An Inspur server (File Photo: VCG)
The market share in the server sector held by Chinese producers has been increasing partly because more companies are opting to buy ordinary servers from Chinese original design manufacturers (ODMs) with lower prices, instead of high-level ones from the US with Intel cores, according to the Chinese edition of the Nikkei Asian Review.
Data from International Data Corp (IDC) showed that in the first quarter of this year, Dell Technologies retained the No.1 position in the global server market with a share of 20.2 percent, followed by HPE/New H3C Group, with a 17.8 percent share. China's largest server maker Inspur held 6.2 percent of the market, ranking third spot, while Lenovo had 5.7 percent in the fourth.
"As a key part of IT infrastructure, servers play a basic supporting role for computing, and we want to realize independence and self-control especially in these basic technologies," Liu Xin, a senior industry analyst at Beijing-based CCID Consulting, told the Global Times.
Chinese vendors are catching up in terms of global share while their US counterparts have shown declining trend, although the latter still lead the market, said Liu.
According to market research firm Gartner, Dell's shipments of x86-based servers declined by 6.8 percent year-on-year in the first quarter of this year, while No.2 vendor HPE's shipments fell 14.5 percent. In comparison, Inspur's shipments grew 10.6 percent.
"Chinese server vendors are narrowing the gap with foreign vendors, from both the technology and shipment perspectives," said Charlie Dai, principal analyst at market research company Forrester Research Inc.
"The server industry in China is one key market segment, building the hardware infrastructure foundation for digital transformation. Chinese companies have rich experience serving local customers.
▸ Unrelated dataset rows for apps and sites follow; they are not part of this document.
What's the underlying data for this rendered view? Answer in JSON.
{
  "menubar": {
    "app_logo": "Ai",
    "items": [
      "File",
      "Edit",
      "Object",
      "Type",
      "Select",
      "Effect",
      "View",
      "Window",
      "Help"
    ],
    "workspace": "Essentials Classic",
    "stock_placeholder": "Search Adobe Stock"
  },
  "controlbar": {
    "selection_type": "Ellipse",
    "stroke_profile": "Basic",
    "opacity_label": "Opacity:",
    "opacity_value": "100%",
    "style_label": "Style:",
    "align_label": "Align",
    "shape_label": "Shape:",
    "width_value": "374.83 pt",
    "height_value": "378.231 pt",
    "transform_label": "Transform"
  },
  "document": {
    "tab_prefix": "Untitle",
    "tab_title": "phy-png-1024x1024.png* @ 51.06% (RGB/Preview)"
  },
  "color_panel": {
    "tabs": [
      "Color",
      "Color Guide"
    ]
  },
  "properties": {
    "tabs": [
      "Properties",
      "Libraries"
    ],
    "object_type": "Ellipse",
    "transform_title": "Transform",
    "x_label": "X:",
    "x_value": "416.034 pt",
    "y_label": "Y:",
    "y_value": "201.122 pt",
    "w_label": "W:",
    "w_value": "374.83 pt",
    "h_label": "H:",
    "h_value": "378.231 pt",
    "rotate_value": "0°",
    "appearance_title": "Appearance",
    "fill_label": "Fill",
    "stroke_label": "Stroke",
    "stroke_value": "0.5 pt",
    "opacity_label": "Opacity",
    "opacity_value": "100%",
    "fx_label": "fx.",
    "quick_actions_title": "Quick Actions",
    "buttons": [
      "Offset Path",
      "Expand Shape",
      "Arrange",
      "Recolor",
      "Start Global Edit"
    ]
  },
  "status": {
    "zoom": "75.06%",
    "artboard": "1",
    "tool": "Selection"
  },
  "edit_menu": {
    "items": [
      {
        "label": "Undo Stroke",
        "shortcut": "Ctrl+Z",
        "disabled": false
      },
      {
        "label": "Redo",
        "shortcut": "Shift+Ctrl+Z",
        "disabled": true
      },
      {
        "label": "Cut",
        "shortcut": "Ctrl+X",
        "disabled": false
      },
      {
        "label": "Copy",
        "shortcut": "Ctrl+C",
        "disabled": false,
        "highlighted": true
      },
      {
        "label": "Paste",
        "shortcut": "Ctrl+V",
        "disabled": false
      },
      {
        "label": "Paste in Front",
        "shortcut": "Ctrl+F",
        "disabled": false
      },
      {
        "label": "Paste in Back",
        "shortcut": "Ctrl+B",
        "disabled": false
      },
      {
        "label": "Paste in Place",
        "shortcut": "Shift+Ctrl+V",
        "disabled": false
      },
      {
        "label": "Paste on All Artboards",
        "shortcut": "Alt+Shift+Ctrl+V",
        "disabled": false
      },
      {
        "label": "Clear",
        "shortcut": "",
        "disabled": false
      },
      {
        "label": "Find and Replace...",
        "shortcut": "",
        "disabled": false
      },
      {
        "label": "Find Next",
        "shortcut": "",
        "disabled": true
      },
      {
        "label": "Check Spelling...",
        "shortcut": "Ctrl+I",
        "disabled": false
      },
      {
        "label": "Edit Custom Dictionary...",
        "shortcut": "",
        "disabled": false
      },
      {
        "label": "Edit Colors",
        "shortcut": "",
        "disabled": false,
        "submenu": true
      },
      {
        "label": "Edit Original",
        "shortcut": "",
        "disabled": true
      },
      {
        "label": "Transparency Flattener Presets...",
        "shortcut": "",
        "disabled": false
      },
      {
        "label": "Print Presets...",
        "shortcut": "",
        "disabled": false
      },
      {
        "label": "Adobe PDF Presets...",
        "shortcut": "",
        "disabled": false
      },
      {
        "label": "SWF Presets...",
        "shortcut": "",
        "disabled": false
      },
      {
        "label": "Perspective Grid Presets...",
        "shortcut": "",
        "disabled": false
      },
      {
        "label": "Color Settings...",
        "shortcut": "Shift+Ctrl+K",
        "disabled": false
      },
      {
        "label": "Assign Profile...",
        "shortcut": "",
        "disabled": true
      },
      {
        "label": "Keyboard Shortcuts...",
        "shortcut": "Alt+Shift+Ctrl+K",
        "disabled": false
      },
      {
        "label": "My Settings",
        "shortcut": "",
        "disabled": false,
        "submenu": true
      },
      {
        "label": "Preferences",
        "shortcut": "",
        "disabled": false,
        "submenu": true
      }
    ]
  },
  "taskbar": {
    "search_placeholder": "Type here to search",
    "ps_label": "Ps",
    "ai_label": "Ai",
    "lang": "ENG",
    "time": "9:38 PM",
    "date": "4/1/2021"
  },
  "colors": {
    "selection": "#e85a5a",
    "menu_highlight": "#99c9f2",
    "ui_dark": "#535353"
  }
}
They are pursuing strategic acquisitions, collaboration as well as research and development investment," Dai said.
Liu acknowledged that there are still some areas where Chinese vendors need to catch up to the core technologies in the server sector such as CPUs, semiconductors, storage and operating system.
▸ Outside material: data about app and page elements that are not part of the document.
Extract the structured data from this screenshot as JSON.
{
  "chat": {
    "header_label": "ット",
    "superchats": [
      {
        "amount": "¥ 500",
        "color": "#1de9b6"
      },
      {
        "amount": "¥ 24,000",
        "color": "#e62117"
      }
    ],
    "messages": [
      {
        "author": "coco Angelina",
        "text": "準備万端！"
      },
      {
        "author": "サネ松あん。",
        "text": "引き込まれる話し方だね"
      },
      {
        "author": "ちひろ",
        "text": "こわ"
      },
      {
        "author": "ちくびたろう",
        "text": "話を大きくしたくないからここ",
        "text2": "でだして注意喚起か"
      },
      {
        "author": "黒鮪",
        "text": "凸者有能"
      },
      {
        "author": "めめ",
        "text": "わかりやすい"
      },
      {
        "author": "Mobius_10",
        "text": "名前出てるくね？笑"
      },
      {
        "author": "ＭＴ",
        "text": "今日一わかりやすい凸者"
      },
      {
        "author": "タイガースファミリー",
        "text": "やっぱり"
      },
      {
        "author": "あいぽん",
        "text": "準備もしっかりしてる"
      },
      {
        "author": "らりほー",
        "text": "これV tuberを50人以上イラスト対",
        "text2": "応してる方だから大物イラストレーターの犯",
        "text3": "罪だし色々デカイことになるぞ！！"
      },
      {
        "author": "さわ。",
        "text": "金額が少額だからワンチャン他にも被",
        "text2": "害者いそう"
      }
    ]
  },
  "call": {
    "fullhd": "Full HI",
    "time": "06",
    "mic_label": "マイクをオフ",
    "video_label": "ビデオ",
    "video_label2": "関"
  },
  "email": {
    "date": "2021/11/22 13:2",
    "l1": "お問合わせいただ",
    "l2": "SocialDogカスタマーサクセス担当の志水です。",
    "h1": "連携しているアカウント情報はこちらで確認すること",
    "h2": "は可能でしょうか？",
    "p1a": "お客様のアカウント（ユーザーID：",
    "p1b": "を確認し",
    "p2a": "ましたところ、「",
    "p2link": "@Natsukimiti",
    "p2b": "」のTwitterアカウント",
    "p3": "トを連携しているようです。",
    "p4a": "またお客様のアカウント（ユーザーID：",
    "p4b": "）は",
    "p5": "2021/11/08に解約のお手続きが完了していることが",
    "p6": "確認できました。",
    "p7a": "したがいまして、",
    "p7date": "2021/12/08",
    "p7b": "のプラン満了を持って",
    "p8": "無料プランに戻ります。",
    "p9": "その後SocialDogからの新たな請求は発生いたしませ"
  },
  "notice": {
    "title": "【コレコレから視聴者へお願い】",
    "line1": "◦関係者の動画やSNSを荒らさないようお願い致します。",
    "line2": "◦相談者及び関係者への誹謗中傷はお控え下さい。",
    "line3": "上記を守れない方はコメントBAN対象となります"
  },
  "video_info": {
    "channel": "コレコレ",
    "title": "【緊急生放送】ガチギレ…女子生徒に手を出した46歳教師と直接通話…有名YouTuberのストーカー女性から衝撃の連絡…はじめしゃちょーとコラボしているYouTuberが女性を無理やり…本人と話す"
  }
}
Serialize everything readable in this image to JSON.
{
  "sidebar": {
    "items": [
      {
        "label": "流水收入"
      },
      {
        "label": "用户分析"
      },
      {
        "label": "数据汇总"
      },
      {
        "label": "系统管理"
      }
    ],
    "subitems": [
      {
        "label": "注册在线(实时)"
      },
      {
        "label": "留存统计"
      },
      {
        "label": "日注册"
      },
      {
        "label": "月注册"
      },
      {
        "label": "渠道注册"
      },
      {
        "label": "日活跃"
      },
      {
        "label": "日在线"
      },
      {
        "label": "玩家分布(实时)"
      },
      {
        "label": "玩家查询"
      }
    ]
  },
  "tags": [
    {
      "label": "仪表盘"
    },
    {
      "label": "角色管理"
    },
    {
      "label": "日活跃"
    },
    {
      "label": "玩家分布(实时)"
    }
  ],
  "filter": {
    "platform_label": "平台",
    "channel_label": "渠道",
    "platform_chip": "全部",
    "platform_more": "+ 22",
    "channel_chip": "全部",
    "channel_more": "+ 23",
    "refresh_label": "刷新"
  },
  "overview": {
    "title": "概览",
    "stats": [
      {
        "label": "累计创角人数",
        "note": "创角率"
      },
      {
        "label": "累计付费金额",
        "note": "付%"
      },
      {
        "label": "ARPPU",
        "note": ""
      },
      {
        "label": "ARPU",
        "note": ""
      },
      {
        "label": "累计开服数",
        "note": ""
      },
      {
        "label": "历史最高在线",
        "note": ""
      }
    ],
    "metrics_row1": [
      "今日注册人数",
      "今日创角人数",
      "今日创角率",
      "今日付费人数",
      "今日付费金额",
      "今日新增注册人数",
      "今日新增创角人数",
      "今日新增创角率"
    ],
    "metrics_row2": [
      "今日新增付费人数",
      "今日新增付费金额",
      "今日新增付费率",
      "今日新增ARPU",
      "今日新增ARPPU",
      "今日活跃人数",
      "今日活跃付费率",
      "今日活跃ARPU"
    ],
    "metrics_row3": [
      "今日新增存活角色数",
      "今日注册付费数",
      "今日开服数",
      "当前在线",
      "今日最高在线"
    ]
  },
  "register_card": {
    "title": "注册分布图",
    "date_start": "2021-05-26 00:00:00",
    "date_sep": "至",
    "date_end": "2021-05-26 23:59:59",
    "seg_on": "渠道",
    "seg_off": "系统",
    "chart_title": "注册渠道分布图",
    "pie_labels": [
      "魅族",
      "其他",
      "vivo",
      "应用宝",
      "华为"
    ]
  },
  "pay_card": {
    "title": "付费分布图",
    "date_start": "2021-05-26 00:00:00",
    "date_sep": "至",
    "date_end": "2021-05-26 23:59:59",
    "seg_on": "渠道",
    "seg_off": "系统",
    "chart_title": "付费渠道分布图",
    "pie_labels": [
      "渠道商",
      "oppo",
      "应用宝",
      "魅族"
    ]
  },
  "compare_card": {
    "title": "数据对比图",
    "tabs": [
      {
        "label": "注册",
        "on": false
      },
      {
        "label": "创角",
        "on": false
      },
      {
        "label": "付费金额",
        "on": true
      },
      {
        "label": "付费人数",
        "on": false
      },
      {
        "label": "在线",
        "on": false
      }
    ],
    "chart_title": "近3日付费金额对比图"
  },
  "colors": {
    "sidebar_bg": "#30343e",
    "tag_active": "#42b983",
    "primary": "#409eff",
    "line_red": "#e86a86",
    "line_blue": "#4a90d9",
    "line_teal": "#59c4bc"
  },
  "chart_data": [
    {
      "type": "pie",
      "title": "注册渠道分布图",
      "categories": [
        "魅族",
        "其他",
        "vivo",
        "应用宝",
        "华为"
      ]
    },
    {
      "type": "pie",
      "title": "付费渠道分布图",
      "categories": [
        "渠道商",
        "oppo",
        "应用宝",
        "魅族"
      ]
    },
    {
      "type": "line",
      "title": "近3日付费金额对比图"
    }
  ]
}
"But we can also see alluring opportunities," Liu added.
As more enterprises are choosing open cloud computing solutions instead of traditional server providers amid the new technology wave featured by 5G, big data, artificial intelligence and the IoT, Chinese server vendors that cater to such rising demand will find late-mover advantages.
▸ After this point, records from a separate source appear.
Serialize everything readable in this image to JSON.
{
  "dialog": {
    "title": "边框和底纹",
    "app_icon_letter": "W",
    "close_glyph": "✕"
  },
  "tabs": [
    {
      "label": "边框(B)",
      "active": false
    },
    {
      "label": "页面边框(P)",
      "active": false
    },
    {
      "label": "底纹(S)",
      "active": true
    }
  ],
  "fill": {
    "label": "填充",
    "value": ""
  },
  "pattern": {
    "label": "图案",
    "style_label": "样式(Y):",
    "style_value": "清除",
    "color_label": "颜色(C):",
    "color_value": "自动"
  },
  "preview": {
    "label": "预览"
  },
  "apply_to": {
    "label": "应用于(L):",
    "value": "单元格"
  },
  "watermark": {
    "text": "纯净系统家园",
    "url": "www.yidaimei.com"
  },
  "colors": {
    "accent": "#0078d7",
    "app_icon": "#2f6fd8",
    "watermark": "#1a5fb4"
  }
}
"The prioritization of emerging technologies worldwide has been and will be giving these vendors strategic opportunities for business growth, changing the market share in the meantime," Dai said.
IHS Markit analyst Vlad Galabov said in a January report that "Inspur is sending a clear challenge to established server veterans HPE and Dell," adding that it is making big investments in AI, cloud service providers and a diverse portfolio.
Inspur fills the AI-related server demand from China's top internet giants - Baidu, Alibaba and Tencent, according to media reports.
"With 5G commercialization landing in China, it will play a catalyst role for domestic players to make trials in the huge market," Liu noted.